» Exercise requirements: Each line in the entries below that holds the string "Curriculum" is to be listed.
╔══
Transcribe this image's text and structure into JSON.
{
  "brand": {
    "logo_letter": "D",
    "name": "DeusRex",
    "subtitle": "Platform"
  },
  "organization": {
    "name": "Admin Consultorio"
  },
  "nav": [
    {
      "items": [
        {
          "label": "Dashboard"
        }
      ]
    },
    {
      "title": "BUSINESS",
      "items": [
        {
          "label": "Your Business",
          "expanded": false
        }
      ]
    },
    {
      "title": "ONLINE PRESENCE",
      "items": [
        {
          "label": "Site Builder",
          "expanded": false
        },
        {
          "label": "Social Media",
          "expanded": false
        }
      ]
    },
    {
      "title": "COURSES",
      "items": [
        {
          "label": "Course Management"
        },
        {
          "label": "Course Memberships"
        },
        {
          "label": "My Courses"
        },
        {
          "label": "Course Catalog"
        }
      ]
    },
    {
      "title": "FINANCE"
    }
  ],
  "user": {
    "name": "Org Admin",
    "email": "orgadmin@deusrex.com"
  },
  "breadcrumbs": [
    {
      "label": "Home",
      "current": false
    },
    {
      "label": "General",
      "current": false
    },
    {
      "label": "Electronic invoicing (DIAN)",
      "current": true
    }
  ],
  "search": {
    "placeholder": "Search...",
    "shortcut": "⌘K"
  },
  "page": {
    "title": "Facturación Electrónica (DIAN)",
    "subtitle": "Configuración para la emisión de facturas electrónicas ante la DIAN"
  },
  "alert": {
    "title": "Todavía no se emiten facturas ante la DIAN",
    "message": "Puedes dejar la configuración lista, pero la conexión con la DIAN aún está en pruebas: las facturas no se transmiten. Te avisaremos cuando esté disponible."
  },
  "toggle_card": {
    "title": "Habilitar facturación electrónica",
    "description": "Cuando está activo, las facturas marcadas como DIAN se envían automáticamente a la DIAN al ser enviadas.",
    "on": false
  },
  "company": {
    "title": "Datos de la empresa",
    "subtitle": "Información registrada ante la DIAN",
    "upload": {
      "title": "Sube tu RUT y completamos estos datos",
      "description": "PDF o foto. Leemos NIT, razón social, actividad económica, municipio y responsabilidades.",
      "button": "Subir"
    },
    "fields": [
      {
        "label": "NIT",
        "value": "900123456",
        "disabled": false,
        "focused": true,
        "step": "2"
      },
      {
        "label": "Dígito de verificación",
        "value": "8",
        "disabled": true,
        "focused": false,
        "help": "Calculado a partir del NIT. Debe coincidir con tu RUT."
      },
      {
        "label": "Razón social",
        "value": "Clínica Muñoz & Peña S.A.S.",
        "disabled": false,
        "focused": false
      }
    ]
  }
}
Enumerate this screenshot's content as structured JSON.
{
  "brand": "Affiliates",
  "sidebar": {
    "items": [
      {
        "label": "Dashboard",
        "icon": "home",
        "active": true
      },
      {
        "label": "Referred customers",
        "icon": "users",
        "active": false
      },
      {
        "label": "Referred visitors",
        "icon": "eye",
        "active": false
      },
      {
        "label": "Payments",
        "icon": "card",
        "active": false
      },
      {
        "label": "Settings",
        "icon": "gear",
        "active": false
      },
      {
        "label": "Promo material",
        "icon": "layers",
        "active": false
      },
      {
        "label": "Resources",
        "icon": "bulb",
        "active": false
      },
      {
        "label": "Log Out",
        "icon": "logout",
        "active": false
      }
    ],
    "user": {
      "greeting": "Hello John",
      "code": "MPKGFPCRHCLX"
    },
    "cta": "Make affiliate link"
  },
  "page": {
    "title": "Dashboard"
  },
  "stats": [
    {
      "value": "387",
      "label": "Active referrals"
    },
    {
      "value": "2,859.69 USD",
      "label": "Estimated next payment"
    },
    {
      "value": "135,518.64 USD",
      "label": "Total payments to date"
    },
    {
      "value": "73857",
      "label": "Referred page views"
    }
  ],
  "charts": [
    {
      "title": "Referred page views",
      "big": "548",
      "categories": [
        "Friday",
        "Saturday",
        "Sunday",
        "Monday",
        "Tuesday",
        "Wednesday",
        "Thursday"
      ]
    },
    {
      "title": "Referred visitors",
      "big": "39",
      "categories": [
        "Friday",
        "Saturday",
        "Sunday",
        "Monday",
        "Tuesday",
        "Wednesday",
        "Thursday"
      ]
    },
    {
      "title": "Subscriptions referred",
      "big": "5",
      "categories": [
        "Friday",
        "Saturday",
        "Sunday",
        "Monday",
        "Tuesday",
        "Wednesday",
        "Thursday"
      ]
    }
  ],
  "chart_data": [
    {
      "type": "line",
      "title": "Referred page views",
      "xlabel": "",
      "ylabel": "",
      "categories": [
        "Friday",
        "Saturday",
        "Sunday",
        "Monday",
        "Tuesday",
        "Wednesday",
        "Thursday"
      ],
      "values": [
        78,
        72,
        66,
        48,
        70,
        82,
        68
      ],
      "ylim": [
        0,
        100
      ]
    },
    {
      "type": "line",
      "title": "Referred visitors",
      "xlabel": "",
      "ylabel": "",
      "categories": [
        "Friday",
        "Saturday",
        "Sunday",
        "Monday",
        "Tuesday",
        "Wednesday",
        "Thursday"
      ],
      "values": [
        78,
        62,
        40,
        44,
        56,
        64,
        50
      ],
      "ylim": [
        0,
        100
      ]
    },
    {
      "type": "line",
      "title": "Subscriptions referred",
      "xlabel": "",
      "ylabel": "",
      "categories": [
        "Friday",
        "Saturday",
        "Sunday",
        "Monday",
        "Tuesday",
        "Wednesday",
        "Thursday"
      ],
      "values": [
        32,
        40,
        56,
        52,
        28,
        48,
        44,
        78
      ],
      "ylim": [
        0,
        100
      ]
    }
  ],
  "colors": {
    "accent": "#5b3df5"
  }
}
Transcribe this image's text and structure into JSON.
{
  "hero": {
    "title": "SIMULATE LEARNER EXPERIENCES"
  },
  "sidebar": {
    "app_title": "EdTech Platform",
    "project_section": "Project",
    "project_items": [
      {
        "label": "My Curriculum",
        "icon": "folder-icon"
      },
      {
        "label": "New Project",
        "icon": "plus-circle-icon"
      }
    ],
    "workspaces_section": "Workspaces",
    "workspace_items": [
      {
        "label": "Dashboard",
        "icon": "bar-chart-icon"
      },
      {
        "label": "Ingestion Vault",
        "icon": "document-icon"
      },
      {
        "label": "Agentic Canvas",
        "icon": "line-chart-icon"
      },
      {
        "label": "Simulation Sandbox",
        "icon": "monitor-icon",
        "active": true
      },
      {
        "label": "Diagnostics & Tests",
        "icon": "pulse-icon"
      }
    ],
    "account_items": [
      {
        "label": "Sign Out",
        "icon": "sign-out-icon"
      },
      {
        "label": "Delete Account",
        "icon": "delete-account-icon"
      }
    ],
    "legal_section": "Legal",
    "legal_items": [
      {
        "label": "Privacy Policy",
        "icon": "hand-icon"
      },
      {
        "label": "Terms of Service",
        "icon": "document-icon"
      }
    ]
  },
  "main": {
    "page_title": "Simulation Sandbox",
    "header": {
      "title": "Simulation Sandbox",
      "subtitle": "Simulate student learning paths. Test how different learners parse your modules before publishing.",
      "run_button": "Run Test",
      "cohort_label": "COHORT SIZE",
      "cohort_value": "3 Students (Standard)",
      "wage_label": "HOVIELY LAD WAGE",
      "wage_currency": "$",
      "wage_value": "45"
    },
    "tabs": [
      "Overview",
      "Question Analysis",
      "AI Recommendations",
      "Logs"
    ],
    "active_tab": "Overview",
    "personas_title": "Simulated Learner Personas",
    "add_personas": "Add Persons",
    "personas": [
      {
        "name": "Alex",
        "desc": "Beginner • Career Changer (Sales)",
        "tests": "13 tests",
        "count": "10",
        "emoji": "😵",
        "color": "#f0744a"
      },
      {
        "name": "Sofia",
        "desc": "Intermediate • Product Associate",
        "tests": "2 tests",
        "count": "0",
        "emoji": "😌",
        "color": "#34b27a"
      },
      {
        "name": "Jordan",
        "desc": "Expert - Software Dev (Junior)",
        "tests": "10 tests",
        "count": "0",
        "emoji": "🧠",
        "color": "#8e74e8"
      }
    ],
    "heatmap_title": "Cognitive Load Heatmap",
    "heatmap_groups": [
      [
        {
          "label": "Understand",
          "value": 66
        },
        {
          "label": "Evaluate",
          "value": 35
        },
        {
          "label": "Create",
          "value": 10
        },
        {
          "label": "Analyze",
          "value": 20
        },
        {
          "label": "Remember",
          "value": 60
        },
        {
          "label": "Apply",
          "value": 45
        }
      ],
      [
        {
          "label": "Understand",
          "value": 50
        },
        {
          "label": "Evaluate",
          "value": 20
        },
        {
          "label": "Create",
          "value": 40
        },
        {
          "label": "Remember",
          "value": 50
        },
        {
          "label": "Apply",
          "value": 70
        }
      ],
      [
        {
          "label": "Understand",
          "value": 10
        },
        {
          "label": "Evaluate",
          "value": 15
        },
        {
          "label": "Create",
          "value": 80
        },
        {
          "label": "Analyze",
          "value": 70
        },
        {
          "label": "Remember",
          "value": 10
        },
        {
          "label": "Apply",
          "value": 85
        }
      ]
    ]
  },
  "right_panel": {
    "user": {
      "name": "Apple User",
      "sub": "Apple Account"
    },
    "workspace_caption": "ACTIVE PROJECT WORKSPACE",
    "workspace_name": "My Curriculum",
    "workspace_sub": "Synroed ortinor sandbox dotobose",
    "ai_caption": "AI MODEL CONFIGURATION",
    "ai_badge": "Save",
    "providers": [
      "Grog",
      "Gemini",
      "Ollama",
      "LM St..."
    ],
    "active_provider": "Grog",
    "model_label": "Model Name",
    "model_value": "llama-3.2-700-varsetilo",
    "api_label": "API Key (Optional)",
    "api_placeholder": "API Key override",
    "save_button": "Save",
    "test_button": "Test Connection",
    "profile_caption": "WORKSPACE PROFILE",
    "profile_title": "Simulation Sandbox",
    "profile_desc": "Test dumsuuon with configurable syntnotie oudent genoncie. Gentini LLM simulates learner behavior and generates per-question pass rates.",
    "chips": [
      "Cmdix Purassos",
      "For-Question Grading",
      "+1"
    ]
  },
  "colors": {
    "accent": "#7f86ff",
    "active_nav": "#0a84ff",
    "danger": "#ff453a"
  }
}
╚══
» Answer area:
        "label": "My Curriculum",
    "workspace_name": "My Curriculum",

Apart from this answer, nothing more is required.